- _Description of the task_: Locate and copy each line in the data that contains the word "device".

- _Exercise material_:
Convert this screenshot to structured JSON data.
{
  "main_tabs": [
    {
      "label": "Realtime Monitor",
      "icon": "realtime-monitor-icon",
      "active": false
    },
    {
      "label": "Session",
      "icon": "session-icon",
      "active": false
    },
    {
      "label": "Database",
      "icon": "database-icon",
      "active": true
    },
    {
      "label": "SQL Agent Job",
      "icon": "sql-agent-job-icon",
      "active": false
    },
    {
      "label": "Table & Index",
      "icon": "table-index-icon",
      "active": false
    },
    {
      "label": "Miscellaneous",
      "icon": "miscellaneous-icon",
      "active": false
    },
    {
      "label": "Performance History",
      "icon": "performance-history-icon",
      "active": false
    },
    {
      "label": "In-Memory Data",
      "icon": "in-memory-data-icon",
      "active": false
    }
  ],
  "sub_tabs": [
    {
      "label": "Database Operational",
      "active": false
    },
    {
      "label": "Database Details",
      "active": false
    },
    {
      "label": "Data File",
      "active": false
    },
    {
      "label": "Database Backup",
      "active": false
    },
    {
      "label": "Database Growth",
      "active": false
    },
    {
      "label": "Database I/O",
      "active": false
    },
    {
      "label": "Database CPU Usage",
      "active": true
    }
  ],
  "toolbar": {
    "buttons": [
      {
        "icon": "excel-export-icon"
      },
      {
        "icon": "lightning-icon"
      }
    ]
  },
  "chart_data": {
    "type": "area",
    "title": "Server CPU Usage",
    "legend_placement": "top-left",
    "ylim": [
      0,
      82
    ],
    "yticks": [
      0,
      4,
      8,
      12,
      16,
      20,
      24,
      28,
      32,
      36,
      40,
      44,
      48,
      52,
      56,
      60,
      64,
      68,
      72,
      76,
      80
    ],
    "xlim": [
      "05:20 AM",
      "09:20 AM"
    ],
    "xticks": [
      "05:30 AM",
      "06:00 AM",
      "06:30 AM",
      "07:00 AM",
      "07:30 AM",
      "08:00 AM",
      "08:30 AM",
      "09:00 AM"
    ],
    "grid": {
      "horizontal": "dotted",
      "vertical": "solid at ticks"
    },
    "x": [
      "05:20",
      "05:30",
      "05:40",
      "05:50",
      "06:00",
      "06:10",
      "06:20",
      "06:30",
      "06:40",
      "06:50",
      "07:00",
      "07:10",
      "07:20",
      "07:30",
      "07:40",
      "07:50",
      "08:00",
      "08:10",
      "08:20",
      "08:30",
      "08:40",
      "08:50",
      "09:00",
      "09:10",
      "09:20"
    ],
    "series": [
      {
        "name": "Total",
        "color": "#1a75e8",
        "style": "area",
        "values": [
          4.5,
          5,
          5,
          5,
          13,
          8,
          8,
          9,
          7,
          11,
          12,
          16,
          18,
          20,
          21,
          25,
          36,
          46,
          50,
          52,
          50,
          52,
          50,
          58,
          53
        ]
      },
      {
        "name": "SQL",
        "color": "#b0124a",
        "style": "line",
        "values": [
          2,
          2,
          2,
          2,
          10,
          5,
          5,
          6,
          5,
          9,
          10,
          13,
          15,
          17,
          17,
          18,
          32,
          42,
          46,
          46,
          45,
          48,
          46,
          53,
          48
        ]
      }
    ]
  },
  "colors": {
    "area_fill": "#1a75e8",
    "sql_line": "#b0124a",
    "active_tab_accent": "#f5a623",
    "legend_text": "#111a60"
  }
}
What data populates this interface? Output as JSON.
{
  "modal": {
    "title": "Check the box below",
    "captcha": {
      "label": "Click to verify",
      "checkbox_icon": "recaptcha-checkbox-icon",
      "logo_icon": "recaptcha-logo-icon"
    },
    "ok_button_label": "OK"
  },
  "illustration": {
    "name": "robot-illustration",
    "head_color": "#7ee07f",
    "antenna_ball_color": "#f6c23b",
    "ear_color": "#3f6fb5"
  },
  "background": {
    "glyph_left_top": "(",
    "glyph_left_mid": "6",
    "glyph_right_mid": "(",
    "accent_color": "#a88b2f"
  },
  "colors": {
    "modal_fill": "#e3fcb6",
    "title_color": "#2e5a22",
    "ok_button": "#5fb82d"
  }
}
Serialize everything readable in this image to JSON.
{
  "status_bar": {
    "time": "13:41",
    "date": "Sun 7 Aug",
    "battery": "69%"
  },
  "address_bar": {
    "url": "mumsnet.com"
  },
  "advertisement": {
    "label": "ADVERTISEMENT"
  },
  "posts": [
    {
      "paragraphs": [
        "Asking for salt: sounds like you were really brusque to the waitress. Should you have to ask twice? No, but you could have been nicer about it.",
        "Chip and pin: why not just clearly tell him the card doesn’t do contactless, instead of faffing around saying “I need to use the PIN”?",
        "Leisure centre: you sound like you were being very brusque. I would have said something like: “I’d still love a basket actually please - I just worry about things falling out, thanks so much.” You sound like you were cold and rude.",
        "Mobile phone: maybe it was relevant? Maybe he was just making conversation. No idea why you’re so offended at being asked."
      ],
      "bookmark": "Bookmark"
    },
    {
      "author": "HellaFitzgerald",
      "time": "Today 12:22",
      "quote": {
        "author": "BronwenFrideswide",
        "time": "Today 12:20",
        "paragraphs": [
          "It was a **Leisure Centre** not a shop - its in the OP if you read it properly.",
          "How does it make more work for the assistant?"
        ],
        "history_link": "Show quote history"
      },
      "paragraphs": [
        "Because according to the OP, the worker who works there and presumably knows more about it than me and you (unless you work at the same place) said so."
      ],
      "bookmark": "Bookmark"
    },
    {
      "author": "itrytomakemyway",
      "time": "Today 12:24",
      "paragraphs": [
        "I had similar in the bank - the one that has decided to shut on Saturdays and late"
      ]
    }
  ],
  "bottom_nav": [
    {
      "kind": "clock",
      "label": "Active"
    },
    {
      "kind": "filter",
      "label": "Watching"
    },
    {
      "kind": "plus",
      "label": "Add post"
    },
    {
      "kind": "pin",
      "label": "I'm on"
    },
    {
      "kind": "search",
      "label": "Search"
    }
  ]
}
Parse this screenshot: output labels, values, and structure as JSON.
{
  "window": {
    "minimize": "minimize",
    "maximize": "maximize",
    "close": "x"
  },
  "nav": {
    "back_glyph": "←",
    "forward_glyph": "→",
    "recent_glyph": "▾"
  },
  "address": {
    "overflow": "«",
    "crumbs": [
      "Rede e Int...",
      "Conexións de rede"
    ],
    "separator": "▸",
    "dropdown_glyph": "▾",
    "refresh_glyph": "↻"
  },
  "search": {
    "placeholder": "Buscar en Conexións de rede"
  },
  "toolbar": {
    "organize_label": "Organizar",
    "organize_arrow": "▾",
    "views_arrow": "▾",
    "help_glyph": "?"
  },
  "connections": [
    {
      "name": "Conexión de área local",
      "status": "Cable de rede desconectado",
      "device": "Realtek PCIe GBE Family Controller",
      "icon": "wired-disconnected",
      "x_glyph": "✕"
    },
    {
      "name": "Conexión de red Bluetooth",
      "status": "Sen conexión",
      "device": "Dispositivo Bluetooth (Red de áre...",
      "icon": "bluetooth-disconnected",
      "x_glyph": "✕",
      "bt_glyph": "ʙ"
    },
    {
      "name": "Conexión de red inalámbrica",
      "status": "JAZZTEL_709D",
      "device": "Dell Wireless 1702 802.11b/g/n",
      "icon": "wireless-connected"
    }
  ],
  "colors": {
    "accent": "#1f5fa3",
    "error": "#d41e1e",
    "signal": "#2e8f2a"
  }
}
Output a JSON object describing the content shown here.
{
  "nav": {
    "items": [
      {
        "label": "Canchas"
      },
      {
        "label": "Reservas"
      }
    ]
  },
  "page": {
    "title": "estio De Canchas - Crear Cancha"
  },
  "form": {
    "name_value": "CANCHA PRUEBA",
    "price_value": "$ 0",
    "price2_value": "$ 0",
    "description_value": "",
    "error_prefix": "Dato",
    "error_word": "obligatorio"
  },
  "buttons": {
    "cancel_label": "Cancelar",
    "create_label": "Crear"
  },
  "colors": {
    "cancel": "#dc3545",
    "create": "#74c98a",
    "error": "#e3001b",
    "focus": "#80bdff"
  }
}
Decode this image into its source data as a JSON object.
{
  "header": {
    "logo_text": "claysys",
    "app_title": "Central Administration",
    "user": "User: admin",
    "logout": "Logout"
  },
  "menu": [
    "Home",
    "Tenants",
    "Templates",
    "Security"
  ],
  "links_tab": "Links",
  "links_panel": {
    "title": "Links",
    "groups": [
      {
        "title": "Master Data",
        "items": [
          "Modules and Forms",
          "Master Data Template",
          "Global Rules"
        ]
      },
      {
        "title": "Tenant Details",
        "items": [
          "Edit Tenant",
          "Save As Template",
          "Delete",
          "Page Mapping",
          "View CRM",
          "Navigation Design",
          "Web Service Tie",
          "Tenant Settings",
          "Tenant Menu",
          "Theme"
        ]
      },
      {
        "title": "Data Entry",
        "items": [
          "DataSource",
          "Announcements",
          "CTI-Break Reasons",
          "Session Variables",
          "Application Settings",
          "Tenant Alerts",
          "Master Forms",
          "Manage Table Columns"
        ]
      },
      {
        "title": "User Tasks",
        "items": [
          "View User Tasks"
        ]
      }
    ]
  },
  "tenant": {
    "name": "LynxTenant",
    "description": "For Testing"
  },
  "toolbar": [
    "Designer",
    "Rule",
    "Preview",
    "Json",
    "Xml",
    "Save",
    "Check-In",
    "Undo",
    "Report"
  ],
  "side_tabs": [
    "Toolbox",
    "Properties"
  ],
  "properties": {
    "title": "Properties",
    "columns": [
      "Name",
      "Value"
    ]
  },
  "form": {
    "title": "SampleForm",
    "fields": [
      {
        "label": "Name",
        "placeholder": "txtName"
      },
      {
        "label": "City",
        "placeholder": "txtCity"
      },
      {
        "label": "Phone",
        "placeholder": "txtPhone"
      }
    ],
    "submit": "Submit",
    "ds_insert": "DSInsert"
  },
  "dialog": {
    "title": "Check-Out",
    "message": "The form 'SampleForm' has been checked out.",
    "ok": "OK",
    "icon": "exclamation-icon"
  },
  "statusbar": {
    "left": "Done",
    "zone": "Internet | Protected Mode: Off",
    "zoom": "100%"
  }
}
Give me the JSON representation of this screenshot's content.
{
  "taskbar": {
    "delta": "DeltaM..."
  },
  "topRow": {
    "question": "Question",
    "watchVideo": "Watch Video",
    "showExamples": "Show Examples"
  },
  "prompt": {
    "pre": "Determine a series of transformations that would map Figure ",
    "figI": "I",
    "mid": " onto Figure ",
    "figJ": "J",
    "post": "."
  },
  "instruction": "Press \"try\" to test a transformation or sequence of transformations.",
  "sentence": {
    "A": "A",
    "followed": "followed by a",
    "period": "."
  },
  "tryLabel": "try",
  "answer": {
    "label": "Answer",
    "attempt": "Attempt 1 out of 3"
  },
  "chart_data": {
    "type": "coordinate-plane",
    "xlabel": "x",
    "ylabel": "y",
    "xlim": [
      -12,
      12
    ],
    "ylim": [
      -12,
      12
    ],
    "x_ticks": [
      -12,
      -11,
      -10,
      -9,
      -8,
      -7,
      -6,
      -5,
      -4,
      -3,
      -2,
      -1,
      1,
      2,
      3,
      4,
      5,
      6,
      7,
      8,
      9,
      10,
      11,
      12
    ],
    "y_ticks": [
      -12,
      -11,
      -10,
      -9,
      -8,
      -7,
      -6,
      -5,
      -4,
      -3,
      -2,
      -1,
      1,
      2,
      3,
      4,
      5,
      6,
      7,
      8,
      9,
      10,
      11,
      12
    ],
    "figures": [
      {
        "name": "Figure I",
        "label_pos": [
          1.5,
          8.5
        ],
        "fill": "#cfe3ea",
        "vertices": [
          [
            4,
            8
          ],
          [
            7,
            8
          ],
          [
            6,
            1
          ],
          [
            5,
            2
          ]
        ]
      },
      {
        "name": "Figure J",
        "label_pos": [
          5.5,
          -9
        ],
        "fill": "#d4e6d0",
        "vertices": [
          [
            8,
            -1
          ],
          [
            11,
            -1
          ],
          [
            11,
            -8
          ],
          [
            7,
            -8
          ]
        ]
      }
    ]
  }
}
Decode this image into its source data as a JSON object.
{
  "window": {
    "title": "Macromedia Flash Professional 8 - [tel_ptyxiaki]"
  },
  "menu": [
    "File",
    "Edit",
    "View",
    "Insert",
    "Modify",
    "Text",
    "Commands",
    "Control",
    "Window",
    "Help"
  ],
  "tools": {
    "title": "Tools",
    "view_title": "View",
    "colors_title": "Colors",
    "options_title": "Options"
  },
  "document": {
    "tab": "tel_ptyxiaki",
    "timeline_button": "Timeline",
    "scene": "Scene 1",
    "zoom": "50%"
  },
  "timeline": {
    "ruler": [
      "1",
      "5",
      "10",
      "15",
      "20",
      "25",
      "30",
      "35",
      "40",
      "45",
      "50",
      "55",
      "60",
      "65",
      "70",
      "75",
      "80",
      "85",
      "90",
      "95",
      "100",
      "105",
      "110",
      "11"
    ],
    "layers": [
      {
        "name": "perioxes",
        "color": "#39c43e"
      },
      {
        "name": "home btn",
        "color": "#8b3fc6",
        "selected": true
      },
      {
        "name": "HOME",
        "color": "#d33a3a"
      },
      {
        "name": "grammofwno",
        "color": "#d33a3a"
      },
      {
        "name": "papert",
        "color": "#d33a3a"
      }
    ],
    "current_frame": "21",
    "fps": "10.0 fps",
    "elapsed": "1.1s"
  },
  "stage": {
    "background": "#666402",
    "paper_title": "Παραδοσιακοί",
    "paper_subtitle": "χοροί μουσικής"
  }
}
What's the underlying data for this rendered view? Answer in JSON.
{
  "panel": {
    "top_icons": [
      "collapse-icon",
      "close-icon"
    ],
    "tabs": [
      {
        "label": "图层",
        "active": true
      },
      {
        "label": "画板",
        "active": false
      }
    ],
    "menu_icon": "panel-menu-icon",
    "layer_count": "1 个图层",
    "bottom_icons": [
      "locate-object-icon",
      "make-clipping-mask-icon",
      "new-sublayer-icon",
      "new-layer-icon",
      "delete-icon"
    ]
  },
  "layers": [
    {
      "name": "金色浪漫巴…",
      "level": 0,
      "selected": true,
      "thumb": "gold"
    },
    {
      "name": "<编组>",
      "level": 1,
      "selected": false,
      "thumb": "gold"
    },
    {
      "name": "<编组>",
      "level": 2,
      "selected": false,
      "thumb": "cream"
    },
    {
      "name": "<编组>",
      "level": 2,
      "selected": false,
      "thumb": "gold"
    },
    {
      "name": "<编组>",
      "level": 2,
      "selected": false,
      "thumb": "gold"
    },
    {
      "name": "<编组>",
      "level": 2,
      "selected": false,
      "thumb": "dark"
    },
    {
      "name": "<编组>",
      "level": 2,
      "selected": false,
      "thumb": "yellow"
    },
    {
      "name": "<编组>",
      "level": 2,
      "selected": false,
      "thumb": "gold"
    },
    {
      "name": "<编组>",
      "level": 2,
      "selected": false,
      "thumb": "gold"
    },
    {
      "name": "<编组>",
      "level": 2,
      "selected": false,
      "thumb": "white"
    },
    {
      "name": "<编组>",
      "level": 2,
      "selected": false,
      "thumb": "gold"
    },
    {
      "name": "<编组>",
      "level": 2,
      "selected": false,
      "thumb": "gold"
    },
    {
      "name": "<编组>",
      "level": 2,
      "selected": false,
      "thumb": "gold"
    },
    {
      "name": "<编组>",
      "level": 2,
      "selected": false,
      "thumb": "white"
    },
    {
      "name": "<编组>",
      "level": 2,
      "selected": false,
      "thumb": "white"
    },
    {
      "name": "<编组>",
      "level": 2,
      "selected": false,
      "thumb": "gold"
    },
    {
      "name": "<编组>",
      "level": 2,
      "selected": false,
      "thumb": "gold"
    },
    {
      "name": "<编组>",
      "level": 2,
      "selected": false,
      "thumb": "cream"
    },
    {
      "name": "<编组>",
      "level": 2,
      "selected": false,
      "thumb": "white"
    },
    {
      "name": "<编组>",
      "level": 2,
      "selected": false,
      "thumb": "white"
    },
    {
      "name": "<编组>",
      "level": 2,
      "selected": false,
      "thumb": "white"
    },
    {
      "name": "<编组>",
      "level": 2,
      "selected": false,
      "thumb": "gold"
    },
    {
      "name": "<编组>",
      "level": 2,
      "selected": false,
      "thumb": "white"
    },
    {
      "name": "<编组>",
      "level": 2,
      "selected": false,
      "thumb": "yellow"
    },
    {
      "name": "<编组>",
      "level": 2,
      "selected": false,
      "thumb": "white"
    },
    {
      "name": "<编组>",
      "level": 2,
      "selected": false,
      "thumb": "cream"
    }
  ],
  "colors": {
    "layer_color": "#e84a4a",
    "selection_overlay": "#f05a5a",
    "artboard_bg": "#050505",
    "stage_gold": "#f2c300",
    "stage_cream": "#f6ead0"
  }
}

- _Task result_:
      "device": "Realtek PCIe GBE Family Controller",
      "device": "Dispositivo Bluetooth (Red de áre...",
      "device": "Dell Wireless 1702 802.11b/g/n",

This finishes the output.